WHAT THIS TASK INVOLVES: Search the data for "kind". Return each matching line.

Web page and app entries:
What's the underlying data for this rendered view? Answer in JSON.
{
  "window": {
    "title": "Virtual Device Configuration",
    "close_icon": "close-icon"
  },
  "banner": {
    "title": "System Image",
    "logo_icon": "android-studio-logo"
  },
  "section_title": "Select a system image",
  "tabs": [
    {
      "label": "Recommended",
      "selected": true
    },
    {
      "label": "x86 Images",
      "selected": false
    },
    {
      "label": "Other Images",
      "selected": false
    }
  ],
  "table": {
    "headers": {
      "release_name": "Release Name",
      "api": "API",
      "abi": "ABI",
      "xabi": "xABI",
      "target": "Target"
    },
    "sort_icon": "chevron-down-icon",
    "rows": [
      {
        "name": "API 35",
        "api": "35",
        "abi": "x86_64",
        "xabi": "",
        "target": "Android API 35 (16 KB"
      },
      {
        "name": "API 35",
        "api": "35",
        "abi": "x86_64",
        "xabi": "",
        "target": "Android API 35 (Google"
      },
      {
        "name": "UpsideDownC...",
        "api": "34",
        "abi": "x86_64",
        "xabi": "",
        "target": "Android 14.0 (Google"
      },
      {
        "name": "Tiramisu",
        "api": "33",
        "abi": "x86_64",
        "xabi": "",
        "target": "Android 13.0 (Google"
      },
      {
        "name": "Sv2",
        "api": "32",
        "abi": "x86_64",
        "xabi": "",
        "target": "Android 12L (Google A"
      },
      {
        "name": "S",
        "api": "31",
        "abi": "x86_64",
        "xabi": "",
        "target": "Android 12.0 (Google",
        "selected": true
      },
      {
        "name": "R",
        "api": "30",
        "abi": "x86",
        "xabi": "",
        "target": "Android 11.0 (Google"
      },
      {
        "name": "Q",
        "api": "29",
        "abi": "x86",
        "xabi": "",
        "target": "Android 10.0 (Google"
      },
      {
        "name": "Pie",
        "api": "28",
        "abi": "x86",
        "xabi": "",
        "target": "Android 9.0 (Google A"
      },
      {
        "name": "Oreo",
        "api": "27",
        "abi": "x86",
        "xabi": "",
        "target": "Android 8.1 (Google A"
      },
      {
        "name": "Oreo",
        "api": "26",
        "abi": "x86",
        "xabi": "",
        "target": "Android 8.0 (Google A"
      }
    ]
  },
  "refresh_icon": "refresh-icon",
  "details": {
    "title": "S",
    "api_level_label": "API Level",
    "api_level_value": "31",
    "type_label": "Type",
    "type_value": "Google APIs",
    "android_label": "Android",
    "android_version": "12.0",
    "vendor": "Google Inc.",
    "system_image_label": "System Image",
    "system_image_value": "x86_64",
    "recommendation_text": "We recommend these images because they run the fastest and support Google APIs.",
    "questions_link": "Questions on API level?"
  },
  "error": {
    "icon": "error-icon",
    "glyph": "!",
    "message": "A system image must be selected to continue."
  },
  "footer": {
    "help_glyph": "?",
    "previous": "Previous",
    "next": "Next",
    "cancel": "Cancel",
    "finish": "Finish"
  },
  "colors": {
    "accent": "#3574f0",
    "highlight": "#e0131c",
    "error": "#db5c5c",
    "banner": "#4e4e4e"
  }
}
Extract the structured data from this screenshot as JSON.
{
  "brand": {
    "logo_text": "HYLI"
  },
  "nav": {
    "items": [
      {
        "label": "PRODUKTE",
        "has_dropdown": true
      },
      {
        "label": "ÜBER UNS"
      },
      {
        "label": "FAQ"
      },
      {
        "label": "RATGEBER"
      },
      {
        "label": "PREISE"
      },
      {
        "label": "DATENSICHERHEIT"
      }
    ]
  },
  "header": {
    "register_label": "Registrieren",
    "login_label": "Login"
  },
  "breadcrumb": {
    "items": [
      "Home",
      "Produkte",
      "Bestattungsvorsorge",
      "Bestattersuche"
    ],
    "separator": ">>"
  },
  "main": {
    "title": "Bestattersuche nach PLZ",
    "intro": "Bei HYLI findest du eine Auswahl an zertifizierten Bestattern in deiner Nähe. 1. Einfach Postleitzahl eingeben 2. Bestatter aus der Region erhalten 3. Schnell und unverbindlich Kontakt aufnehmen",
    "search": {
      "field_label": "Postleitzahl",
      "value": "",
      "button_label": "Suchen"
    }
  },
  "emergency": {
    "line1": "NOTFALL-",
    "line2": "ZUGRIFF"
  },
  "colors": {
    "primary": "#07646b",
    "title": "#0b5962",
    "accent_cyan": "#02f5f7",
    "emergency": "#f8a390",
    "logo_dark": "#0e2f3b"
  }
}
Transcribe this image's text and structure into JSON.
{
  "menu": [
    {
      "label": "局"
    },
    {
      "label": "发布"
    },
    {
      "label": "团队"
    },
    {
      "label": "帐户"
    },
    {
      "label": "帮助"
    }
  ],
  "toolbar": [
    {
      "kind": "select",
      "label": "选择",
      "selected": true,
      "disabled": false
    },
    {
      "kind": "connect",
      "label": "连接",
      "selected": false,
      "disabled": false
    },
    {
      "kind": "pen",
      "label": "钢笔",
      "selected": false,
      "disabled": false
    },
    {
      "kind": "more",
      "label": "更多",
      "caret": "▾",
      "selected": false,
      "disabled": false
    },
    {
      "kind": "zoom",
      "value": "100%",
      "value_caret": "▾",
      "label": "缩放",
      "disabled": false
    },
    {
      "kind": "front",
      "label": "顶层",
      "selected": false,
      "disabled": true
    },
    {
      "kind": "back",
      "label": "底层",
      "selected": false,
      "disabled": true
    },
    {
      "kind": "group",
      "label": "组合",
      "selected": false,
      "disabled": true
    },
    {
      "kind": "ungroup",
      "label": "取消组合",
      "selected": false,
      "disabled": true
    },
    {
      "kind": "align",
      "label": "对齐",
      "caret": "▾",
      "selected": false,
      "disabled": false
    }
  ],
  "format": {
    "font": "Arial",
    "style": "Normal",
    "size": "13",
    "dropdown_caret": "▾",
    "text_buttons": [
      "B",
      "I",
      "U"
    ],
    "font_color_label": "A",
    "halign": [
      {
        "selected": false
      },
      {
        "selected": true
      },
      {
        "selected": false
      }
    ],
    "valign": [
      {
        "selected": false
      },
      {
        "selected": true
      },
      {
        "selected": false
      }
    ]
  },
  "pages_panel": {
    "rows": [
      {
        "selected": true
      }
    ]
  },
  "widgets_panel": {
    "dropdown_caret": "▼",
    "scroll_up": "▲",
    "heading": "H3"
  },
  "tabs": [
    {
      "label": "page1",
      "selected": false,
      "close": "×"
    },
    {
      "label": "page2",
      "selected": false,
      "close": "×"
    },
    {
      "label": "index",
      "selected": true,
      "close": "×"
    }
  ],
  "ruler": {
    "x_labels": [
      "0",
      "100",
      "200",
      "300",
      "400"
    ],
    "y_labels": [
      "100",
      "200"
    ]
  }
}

YOUR SOLUTION:
      "kind": "select",
      "kind": "connect",
      "kind": "pen",
      "kind": "more",
      "kind": "zoom",
      "kind": "front",
      "kind": "back",
      "kind": "group",
      "kind": "ungroup",
      "kind": "align",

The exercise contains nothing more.